PROBLEM TO WORK ON:
In the listing below, tally each line that contains "Pole". Reply with the total only.

PROVIDED MATERIAL:
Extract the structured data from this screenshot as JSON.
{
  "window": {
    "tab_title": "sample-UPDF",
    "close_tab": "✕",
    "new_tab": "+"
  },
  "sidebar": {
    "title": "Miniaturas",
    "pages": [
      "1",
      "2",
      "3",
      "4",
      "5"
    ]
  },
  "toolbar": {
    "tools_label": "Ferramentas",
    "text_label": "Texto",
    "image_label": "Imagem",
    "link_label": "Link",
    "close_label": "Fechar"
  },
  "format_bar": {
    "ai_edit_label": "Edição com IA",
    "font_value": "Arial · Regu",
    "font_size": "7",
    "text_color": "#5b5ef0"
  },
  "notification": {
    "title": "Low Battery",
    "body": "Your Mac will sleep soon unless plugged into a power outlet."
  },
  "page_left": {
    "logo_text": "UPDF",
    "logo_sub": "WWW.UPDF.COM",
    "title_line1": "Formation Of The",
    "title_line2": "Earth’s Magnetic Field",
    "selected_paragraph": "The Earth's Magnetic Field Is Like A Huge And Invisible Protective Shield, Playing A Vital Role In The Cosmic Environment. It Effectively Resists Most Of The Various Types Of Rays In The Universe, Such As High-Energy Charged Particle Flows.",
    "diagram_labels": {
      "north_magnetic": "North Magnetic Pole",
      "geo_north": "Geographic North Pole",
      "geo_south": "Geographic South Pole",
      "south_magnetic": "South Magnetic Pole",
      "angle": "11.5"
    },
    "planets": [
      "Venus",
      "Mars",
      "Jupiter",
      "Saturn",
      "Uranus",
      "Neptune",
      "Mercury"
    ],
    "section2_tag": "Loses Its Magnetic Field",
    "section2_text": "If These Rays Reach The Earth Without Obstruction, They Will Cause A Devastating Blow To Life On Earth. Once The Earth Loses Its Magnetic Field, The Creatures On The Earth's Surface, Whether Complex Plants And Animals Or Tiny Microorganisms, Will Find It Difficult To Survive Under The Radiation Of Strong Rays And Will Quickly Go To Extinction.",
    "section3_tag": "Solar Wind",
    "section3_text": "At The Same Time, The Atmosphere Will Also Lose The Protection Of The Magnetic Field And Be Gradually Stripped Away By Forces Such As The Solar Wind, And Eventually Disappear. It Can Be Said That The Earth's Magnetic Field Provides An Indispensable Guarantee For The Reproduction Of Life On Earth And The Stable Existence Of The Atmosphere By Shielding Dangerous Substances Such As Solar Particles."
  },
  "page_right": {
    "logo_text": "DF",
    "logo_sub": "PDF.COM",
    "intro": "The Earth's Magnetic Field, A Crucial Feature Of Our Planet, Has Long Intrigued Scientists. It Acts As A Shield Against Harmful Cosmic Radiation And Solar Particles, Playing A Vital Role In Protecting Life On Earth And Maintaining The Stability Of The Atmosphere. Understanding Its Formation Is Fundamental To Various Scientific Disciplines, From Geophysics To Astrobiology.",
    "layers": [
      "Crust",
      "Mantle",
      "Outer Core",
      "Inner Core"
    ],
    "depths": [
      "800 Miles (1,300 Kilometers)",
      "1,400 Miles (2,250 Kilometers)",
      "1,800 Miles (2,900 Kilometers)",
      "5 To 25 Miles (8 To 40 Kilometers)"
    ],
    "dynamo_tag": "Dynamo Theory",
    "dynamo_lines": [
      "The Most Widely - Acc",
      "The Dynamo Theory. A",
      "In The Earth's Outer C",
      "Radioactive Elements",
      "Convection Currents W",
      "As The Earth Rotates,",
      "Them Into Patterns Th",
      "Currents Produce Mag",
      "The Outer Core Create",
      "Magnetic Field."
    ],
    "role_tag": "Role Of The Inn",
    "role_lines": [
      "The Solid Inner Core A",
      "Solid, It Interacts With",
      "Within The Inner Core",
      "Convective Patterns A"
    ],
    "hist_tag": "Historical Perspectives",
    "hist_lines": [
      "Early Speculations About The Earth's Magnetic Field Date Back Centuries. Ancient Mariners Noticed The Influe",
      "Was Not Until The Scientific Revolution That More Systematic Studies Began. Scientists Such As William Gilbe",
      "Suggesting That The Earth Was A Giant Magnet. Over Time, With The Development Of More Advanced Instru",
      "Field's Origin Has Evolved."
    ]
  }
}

THE COMPLETED TASK:
4